Ekendra dasa

This week, one of my projects is talking about the Hare Krishna mantra.

There are unlimited ways to describe it, talk about it, and define it. I've been trying—for a long time—to figure out how to introduce it in our Intro section so those who don't know about it might begin to appreciate and want to try chanting it themselves.

Those of us who've been chanting Hare Krishna for a while may notice a tendency to take it for granted. The daily chanting can become as much a part of life as brushing teeth (both of which I hope you do every day, and if not I hope you will consider making the effort). One significant difference between dental hygiene and chanting Hare Krishna, though, is that tooth brushing deals with the material body. There's a technique for doing it, there are good reasons behind developing its regular practice, and it's relatively easy to explain. A few two-dimensional "how-to" diagrams can get the whole idea across.

But the Hare Krishna mantra, so we're told, is Krishna Himself in the form of His names. Krishna is the unlimited supreme person, with a personality so infinitely faceted that no one person could ever hope to fully describe Him. Even great saints, devotees, and sages have admitted their inability to fully glorify Krishna or His names.

The Srimad-Bhagavatam, 4.30.41, Purport says,

"It is not possible to measure the complete glories of the Supreme Lord, who is unlimited.

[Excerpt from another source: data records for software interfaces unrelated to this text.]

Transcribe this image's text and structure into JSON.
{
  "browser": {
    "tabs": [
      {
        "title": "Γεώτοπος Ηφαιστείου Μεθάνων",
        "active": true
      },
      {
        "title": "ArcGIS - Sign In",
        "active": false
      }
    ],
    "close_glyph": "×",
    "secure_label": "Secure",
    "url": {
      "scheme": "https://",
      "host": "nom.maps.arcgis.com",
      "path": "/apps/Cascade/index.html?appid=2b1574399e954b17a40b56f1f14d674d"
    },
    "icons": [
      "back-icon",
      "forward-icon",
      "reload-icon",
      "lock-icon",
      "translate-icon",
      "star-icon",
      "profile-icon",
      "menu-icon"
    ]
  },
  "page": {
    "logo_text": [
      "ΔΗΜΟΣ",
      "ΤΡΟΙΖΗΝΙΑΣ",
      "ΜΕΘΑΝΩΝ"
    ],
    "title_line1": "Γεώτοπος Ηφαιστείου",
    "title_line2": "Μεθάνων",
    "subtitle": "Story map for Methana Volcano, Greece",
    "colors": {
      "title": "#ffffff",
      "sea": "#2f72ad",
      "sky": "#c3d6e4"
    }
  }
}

Even the Lord Himself in His incarnation as Ananta, or Sesa, cannot describe His own glories. Although Ananta has many thousands of faces and has been glorifying the Lord for many, many years, He could not find the limit of the glories of the Lord. Thus it is not possible to estimate the complete potencies and glories of the Supreme Lord."

Just as every person has a unique relationship with Krishna; everyone also has a unique relationship with His names. We chant for a variety of reasons. We're not all the same. We don't all have identical desires—material or spiritual. The Srimad-Bhagavatam describes that in Kamsa's wrestling arena, different spectators saw Krishna differently. The ladies saw Him as the most attractive male, the wrestlers saw Him as a thunderbolt, Kamsa saw Krishna as death personified, and Krishna's cowherd friends saw Him as one of them. Each one was right. There's no "one way" to talk about the Supreme Personality of Godhead.

So, what's your reason for chanting Hare Krishna? How do you benefit from it? How would you describe the Hare Krishna mantra to someone who knows nothing at all about Krishna—or mantras?